§ **TASK ITEM**
Please output the data exactly, without omitting anything.

§ **PROVIDED RECORDS**

=== Begin Enclosure ===

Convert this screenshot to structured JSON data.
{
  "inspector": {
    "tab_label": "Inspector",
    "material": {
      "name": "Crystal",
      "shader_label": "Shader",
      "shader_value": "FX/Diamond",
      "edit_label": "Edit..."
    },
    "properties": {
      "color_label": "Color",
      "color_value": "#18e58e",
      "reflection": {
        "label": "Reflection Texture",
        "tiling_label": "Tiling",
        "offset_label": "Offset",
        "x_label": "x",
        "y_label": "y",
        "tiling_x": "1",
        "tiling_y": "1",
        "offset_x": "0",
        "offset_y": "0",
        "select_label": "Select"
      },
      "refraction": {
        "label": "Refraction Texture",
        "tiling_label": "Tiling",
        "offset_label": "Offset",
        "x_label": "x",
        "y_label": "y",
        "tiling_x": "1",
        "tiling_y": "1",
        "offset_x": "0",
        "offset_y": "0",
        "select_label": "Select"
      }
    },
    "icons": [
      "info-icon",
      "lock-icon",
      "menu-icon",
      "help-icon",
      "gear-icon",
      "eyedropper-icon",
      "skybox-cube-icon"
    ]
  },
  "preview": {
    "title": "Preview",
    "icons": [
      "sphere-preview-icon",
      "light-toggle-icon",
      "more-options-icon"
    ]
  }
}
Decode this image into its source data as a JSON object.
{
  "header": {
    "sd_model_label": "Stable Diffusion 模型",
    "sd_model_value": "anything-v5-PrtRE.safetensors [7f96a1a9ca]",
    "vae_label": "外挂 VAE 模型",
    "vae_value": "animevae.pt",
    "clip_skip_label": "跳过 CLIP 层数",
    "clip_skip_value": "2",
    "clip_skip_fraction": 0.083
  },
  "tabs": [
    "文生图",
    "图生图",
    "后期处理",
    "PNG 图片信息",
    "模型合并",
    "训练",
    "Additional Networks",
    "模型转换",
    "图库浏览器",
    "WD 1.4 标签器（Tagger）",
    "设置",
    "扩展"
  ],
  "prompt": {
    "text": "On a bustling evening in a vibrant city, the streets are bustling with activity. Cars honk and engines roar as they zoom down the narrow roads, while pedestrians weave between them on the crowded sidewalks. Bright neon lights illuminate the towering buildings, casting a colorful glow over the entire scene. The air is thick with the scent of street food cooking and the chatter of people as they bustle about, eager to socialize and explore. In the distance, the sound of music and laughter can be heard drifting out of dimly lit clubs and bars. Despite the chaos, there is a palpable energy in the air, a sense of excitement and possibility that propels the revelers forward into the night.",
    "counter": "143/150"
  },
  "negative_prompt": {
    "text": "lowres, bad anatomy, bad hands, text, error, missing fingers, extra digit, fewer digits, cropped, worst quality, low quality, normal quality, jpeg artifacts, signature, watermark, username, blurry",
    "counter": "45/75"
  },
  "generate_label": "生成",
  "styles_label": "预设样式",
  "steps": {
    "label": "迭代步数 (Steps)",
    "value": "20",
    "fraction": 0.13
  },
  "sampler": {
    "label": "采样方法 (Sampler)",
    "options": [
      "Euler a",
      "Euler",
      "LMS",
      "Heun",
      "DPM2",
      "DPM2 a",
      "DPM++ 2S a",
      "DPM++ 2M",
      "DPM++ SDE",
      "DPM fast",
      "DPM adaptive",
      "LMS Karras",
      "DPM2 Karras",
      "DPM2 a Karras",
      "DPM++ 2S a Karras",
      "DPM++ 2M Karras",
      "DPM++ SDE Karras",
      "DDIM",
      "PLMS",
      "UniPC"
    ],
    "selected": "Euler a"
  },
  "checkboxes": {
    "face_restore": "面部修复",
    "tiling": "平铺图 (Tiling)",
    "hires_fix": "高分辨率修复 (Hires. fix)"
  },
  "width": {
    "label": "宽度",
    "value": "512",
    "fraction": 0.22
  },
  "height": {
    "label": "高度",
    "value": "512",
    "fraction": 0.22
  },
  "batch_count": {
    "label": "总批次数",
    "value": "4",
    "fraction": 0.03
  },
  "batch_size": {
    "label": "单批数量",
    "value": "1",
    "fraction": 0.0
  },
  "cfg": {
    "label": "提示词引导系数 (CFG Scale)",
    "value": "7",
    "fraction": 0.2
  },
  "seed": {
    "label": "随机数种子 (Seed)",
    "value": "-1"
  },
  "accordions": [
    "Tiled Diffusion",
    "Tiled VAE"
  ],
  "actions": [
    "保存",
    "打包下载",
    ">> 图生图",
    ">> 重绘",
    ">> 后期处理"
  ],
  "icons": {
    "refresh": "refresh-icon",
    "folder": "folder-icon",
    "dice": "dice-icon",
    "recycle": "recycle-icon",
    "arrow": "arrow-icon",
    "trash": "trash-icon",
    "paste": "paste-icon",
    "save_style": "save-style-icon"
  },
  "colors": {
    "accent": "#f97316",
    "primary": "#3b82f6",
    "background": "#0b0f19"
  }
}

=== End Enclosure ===

§ **ANSWER SPACE**
Convert this screenshot to structured JSON data.
{
  "inspector": {
    "tab_label": "Inspector",
    "material": {
      "name": "Crystal",
      "shader_label": "Shader",
      "shader_value": "FX/Diamond",
      "edit_label": "Edit..."
    },
    "properties": {
      "color_label": "Color",
      "color_value": "#18e58e",
      "reflection": {
        "label": "Reflection Texture",
        "tiling_label": "Tiling",
        "offset_label": "Offset",
        "x_label": "x",
        "y_label": "y",
        "tiling_x": "1",
        "tiling_y": "1",
        "offset_x": "0",
        "offset_y": "0",
        "select_label": "Select"
      },
      "refraction": {
        "label": "Refraction Texture",
        "tiling_label": "Tiling",
        "offset_label": "Offset",
        "x_label": "x",
        "y_label": "y",
        "tiling_x": "1",
        "tiling_y": "1",
        "offset_x": "0",
        "offset_y": "0",
        "select_label": "Select"
      }
    },
    "icons": [
      "info-icon",
      "lock-icon",
      "menu-icon",
      "help-icon",
      "gear-icon",
      "eyedropper-icon",
      "skybox-cube-icon"
    ]
  },
  "preview": {
    "title": "Preview",
    "icons": [
      "sphere-preview-icon",
      "light-toggle-icon",
      "more-options-icon"
    ]
  }
}
Decode this image into its source data as a JSON object.
{
  "header": {
    "sd_model_label": "Stable Diffusion 模型",
    "sd_model_value": "anything-v5-PrtRE.safetensors [7f96a1a9ca]",
    "vae_label": "外挂 VAE 模型",
    "vae_value": "animevae.pt",
    "clip_skip_label": "跳过 CLIP 层数",
    "clip_skip_value": "2",
    "clip_skip_fraction": 0.083
  },
  "tabs": [
    "文生图",
    "图生图",
    "后期处理",
    "PNG 图片信息",
    "模型合并",
    "训练",
    "Additional Networks",
    "模型转换",
    "图库浏览器",
    "WD 1.4 标签器（Tagger）",
    "设置",
    "扩展"
  ],
  "prompt": {
    "text": "On a bustling evening in a vibrant city, the streets are bustling with activity. Cars honk and engines roar as they zoom down the narrow roads, while pedestrians weave between them on the crowded sidewalks. Bright neon lights illuminate the towering buildings, casting a colorful glow over the entire scene. The air is thick with the scent of street food cooking and the chatter of people as they bustle about, eager to socialize and explore. In the distance, the sound of music and laughter can be heard drifting out of dimly lit clubs and bars. Despite the chaos, there is a palpable energy in the air, a sense of excitement and possibility that propels the revelers forward into the night.",
    "counter": "143/150"
  },
  "negative_prompt": {
    "text": "lowres, bad anatomy, bad hands, text, error, missing fingers, extra digit, fewer digits, cropped, worst quality, low quality, normal quality, jpeg artifacts, signature, watermark, username, blurry",
    "counter": "45/75"
  },
  "generate_label": "生成",
  "styles_label": "预设样式",
  "steps": {
    "label": "迭代步数 (Steps)",
    "value": "20",
    "fraction": 0.13
  },
  "sampler": {
    "label": "采样方法 (Sampler)",
    "options": [
      "Euler a",
      "Euler",
      "LMS",
      "Heun",
      "DPM2",
      "DPM2 a",
      "DPM++ 2S a",
      "DPM++ 2M",
      "DPM++ SDE",
      "DPM fast",
      "DPM adaptive",
      "LMS Karras",
      "DPM2 Karras",
      "DPM2 a Karras",
      "DPM++ 2S a Karras",
      "DPM++ 2M Karras",
      "DPM++ SDE Karras",
      "DDIM",
      "PLMS",
      "UniPC"
    ],
    "selected": "Euler a"
  },
  "checkboxes": {
    "face_restore": "面部修复",
    "tiling": "平铺图 (Tiling)",
    "hires_fix": "高分辨率修复 (Hires. fix)"
  },
  "width": {
    "label": "宽度",
    "value": "512",
    "fraction": 0.22
  },
  "height": {
    "label": "高度",
    "value": "512",
    "fraction": 0.22
  },
  "batch_count": {
    "label": "总批次数",
    "value": "4",
    "fraction": 0.03
  },
  "batch_size": {
    "label": "单批数量",
    "value": "1",
    "fraction": 0.0
  },
  "cfg": {
    "label": "提示词引导系数 (CFG Scale)",
    "value": "7",
    "fraction": 0.2
  },
  "seed": {
    "label": "随机数种子 (Seed)",
    "value": "-1"
  },
  "accordions": [
    "Tiled Diffusion",
    "Tiled VAE"
  ],
  "actions": [
    "保存",
    "打包下载",
    ">> 图生图",
    ">> 重绘",
    ">> 后期处理"
  ],
  "icons": {
    "refresh": "refresh-icon",
    "folder": "folder-icon",
    "dice": "dice-icon",
    "recycle": "recycle-icon",
    "arrow": "arrow-icon",
    "trash": "trash-icon",
    "paste": "paste-icon",
    "save_style": "save-style-icon"
  },
  "colors": {
    "accent": "#f97316",
    "primary": "#3b82f6",
    "background": "#0b0f19"
  }
}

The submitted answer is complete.